Cypripedium japonicum is a widespread terrestrial orchid species in Japan, found from all four of its main islands – Kyushu and Shikoku in the south, the largest island, Honshu, and Hokkaido in the north. In olden times massive colonies dotted mountain forests, each being literally thousands of flowering stems strong. Nowadays, colonies are far fewer in number and largely protected and cared for. Out of all those innumerable plants that once graced the wet woods of Japan, a few were pure white flowers – the true alba variety of this species. A few still remain, but virtually all in cultivation these days.
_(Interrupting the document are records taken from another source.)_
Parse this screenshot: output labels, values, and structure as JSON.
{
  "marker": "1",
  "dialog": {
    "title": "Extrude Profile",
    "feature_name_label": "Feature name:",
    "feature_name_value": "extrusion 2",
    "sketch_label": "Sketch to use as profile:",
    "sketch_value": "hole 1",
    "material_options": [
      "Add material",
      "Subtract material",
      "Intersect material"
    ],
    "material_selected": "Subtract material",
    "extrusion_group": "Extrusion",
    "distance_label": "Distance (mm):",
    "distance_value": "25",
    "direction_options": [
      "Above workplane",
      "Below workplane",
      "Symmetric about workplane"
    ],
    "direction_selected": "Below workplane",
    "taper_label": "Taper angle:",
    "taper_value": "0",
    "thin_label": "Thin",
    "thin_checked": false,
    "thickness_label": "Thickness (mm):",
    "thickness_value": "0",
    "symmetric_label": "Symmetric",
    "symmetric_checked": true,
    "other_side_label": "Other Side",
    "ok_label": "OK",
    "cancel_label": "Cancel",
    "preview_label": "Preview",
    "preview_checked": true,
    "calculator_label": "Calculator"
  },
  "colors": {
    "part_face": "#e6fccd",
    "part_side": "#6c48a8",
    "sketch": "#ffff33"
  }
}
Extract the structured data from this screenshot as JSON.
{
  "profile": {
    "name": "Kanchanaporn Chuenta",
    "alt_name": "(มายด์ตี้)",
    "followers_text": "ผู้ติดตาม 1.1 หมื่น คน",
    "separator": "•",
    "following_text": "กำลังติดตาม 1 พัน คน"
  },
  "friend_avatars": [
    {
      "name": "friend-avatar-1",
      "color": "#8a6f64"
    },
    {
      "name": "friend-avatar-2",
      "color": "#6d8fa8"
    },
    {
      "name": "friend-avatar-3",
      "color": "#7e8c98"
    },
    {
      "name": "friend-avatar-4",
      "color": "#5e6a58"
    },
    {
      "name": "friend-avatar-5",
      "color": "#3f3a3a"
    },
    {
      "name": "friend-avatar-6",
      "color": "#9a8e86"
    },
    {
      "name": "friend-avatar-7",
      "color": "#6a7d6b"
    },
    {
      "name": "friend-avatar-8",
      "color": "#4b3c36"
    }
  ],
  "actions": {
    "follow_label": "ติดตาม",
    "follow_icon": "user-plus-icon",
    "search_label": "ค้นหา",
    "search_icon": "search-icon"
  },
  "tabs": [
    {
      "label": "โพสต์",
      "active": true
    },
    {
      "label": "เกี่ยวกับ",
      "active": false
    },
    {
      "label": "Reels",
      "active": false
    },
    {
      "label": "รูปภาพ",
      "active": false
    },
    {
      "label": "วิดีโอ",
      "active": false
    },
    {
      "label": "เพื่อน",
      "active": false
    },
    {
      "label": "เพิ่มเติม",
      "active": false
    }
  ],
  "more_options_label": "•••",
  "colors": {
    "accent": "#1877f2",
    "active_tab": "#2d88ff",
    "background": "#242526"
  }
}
It is said that at least two known groups of this rare variety hail from Japan – one from the Nagano area of Honshu and the other from Shikoku. These alba plants are indistinguishable from the typical one except that the flower is completely free of any purple or pink coloring. They lack the anthocyanin pigments that normal flowers have in abundance.
Usually, I am not that drawn to true alba flowers, but in the case of this species, I take exception. Without a doubt this is one of the most elegant white flowered Cypripediums in the world.
As with many alba flowering plants, these do indeed seem to be weaker in cultivation that the normal type. In my experience they don’t hold up as well, being more given to rots. Beyond that, their requirements are the same as normal Cypripedium japonicum – a shady spot in the garden, a rich, humusy loam soil, and plenty of moisture year round. This species is completely intolerant of drying any time of the year. The same could be said for just about any Cypripedium, but with this one it is absolute – if you let them dry out, they will go dormant, weaken, and perhaps die. They are strong feeders, though I would fertilize only with annual addition of organic matter rather than inorganic salt based fertilizer, particularly if you are growing them in a highly organic compost to being with. It is all too easy to over fertilize terrestrial orchids, and they usually reward you by dying outright.
Perhaps the greatest hurdle in growing this plant is simply finding one. Outside of Japan they are nearly ghosts. Stories circulate of plants that have made it to Europe, but nobody is selling any on the open market. In America, if they exist at all, they are secreted away in some private collection. Even here in Japan they are not common and when offered command an impressive price. Before the economic meltdown of 2008, an individual flowering sized division would fetch between $600 and $1000 US. Nowadays with people holding onto their cash they go for as little as $350 for the same flowering division – if you can find one for sale.
Why so expensive? The simple reason is nobody has found a reliable way of propagating them other than by division. Cypripedium japonicum is notoriously difficult from seed, even using green pod rescued embryos. Perhaps one day someone will find a way, but for now this queen of lady slipper orchids will remain rare, illusive, and highly sought after.